Added his son: "The revenue from selling Christmas trees is basically all the money they raised the whole year. And then they distributed the money into the community where it's needed. My memories as a kid was a fundamental part of Christmas selling the trees."

Prior to his life in Alexandria, Palmer served in the U.S. Army from 1944-1946 during World War II. He was assigned to the 45th (Thunderbird) Division, 180th Infantry Regiment from Anzio, Italy, to Dachau (Concentration Camp). He was with the Thunderbirds when they broke the German defenses and liberated Rome. Although he was in actual combat for less than a year, he was in some of the most intense combat of the whole war.

"I was a plain old 'Willie and Joe,'" he said, referring to the cartoon characters. He did not go inside a heated building the entire winter of 1944-45, although he did hide from the Germans in a barn hugging a warm cow for a few hours one frigid night, said his son.

He returned to the front as a combat rifleman in October 1944 and during the winter of 1944-45 his division was officially in action for 86 consecutive days. They fought in the Alsace and Ardennes and held the Southern flank during the Battle of the Bulge. In March 1945, they crossed into Germany, drove the retreating German Army until it collapsed, liberated Dachau Concentration Camp and occupied Munich. He was assigned to the American occupation forces in Europe until December 1945 and was discharged on New Year’s Day 1946.

Because he got shot in the legs during the war, he received a Purple Heart. "We finished up at Dachau and when I saw what one man could do to another, it all became pretty clear to me. I was glad I was part of it," he said. In fact, the impact of seeing Dachau was critical to his understanding of how all people should be treated, said his son.

Born in Liberty Hill Farm near Natural Bridge, Va., Palmer, an only child, moved with his mother to his uncle's house in Wytheville at age 5 after his father died. He describes his childhood as ideal filled with colorful characters. "I lived with my uncle.

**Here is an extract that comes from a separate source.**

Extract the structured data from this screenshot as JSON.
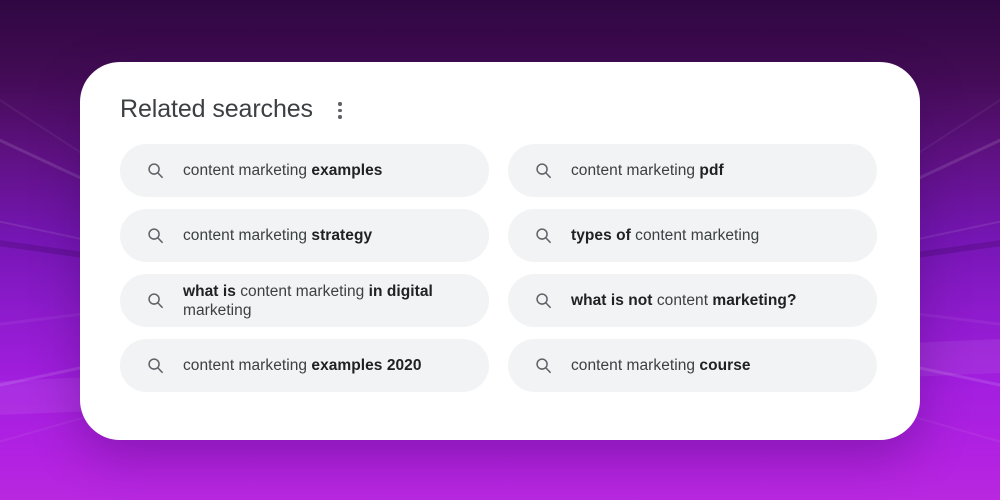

He was always good to me; he liked me. He drove a taxi in Wytheville. People liked him; he was well known and well liked. He'd take me with him a lot of times. I had a good boyhood," he said.

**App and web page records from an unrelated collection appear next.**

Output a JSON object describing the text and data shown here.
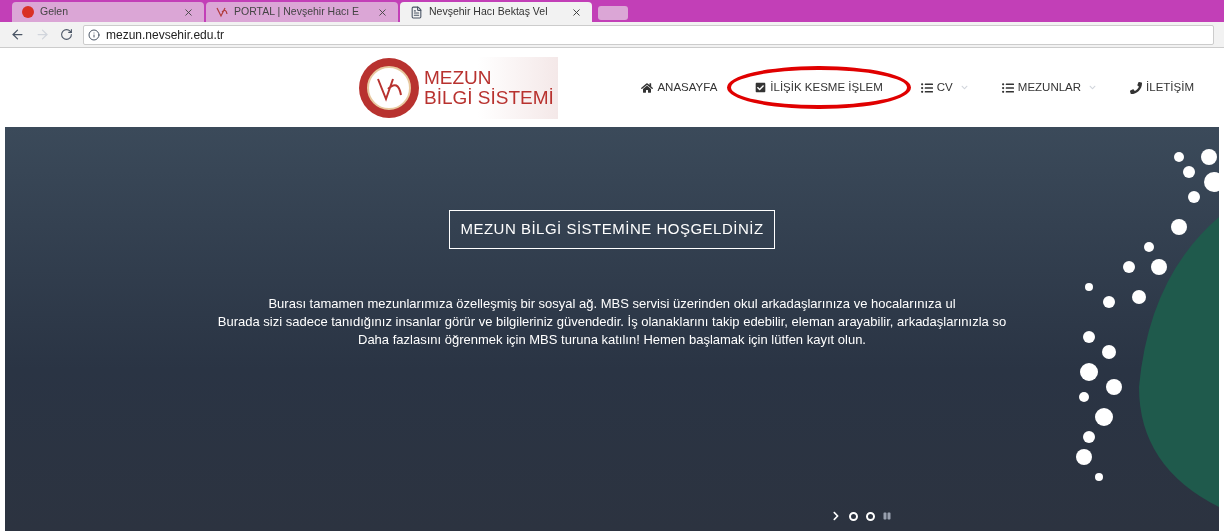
{
  "browser": {
    "tabs": [
      {
        "title": "Gelen",
        "selected": false,
        "kind": "mail"
      },
      {
        "title": "PORTAL | Nevşehir Hacı E",
        "selected": false,
        "kind": "logo"
      },
      {
        "title": "Nevşehir Hacı Bektaş Vel",
        "selected": true,
        "kind": "page"
      }
    ],
    "url": "mezun.nevsehir.edu.tr"
  },
  "header": {
    "logo_lines": [
      "MEZUN",
      "BİLGİ SİSTEMİ"
    ],
    "nav": [
      {
        "label": "ANASAYFA",
        "kind": "home",
        "dropdown": false,
        "highlighted": false
      },
      {
        "label": "İLİŞİK KESME İŞLEM",
        "kind": "check",
        "dropdown": false,
        "highlighted": true
      },
      {
        "label": "CV",
        "kind": "list",
        "dropdown": true,
        "highlighted": false
      },
      {
        "label": "MEZUNLAR",
        "kind": "list",
        "dropdown": true,
        "highlighted": false
      },
      {
        "label": "İLETİŞİM",
        "kind": "phone",
        "dropdown": false,
        "highlighted": false
      }
    ]
  },
  "hero": {
    "title": "MEZUN BİLGİ SİSTEMİNE HOŞGELDİNİZ",
    "lines": [
      "Burası tamamen mezunlarımıza özelleşmiş bir sosyal ağ. MBS servisi üzerinden okul arkadaşlarınıza ve hocalarınıza ul",
      "Burada sizi sadece tanıdığınız insanlar görür ve bilgileriniz güvendedir. İş olanaklarını takip edebilir, eleman arayabilir, arkadaşlarınızla so",
      "Daha fazlasını öğrenmek için MBS turuna katılın! Hemen başlamak için lütfen kayıt olun."
    ],
    "slide_dots": [
      {
        "kind": "dot"
      },
      {
        "kind": "dot"
      }
    ]
  }
}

He added: "I'd say Wytheville was more of a summer resort. People did not want industry there. There were stores and churches and couple of feed houses; and a court house was at the center of town."

In 1940, he married Mary Page Trinkle, whom he had known since age 6; he had a friend whose property backed up to her house in Wytheville. She moved to Detroit when her father died but prior to that they attended neighborhood dances together. "My best buddy and she had been going to dances and things. There was a party every night somewhere," he said. "Couples used to dance together; I went to a lot of dances."

Mary Page had an aunt Betty and uncle Harry in Detroit who were helpful to the nephews and nieces, so they moved to Grosse Point, Mich., where Palmer worked for the Packard Motor Company and made PT Engines for the war effort. It was in 1943 that he got drafted to South Carolina for his basic training. But the Palmers didn't start a family until 1955 due to the war.

The couple had two children: James Lee, now 62; and Elizabeth Page (nee Palmer) Reick, now 59; six grandchildren and two great-grandkids. Mary Page has dementia and is in a nursing home.

While he was growing up, his son said his dad always had his back. He recounts this story of his dad as an example: "My sister was playing softball and her friend was pitching and a friend of mine and I were at the game trying to annoy them. We were heckling the players. The dad who was umpiring thought we were out of line. The umpire came over to chastise us, and my dad was sitting about 20 feet behind us; and he just charged the umpire and yelled even though we were completely in the wrong. So I remember my dad always had my back no matter what," said his son.